|International Classification||H04J3/06, H04L25/00, H04L12/56, H04L25/14|
|Cooperative Classification||H04J3/0629, H04L49/901, H04L25/14, H04J3/0632, H04L49/9031, H04L49/90|
|European Classification||H04L49/90H, H04L49/90, H04L49/90C, H04L25/14, H04J3/06B4A, H04J3/06B6|
|Aug 4, 2003||AS||Assignment|
Owner name: SUN MICROSYSTEMS, INC., CALIFORNIA
Free format text: ASSIGNMENT OF ASSIGNORS INTEREST;ASSIGNORS:BOZKAYA, ALI;SCHANKE, MORTEN;FORSMO, STEIAR;AND OTHERS;REEL/FRAME:014340/0066
Effective date: 20030602
|Sep 4, 2007||CC||Certificate of correction|
|Dec 8, 2010||FPAY||Fee payment|
Year of fee payment: 4
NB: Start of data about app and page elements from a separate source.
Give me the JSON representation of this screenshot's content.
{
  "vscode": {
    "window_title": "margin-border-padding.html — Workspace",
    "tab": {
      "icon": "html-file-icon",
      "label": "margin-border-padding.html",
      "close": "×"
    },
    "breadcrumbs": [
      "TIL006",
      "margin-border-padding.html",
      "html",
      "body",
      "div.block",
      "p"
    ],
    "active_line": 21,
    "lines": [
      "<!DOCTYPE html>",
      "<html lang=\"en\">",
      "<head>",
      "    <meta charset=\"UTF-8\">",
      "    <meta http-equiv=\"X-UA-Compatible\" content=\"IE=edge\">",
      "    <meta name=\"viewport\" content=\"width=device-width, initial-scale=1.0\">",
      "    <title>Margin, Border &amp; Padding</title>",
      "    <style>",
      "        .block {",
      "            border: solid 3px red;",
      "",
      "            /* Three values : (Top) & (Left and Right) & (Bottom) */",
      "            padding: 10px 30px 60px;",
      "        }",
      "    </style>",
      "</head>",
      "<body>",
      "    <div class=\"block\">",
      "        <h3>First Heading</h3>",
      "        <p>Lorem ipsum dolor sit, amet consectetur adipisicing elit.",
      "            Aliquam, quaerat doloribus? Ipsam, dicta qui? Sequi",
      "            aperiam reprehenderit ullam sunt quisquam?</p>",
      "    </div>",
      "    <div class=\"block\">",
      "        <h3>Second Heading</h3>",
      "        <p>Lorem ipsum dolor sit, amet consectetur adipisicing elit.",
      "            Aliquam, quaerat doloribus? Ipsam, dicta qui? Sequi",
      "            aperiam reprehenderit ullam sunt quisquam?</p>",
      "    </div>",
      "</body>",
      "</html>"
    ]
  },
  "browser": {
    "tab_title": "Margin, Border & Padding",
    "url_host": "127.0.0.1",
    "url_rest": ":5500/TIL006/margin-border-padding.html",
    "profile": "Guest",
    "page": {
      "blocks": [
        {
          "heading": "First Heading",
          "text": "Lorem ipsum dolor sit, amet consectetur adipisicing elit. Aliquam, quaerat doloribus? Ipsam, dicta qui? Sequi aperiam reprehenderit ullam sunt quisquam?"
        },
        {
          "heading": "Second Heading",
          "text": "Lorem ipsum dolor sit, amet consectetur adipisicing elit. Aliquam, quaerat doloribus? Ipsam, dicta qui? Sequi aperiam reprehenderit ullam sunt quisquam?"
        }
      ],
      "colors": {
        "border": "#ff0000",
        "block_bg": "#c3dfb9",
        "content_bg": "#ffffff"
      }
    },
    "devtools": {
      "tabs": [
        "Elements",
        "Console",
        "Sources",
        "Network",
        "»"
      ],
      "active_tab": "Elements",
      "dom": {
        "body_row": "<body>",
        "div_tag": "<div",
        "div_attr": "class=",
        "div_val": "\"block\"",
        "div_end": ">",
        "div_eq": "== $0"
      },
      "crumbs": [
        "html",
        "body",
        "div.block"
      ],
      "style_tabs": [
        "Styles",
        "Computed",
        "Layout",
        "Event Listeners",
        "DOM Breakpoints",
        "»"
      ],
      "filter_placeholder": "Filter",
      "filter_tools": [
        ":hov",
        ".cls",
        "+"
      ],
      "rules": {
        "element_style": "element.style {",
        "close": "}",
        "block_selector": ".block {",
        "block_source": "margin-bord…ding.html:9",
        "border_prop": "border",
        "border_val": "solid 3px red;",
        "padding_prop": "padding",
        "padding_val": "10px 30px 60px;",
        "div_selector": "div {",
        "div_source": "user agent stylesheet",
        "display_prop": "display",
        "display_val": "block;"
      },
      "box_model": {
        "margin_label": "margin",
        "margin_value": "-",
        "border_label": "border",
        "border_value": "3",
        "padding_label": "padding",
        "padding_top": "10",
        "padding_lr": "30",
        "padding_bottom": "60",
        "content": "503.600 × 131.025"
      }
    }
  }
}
|Dec 17, 2014||FPAY||Fee payment|
Year of fee payment: 8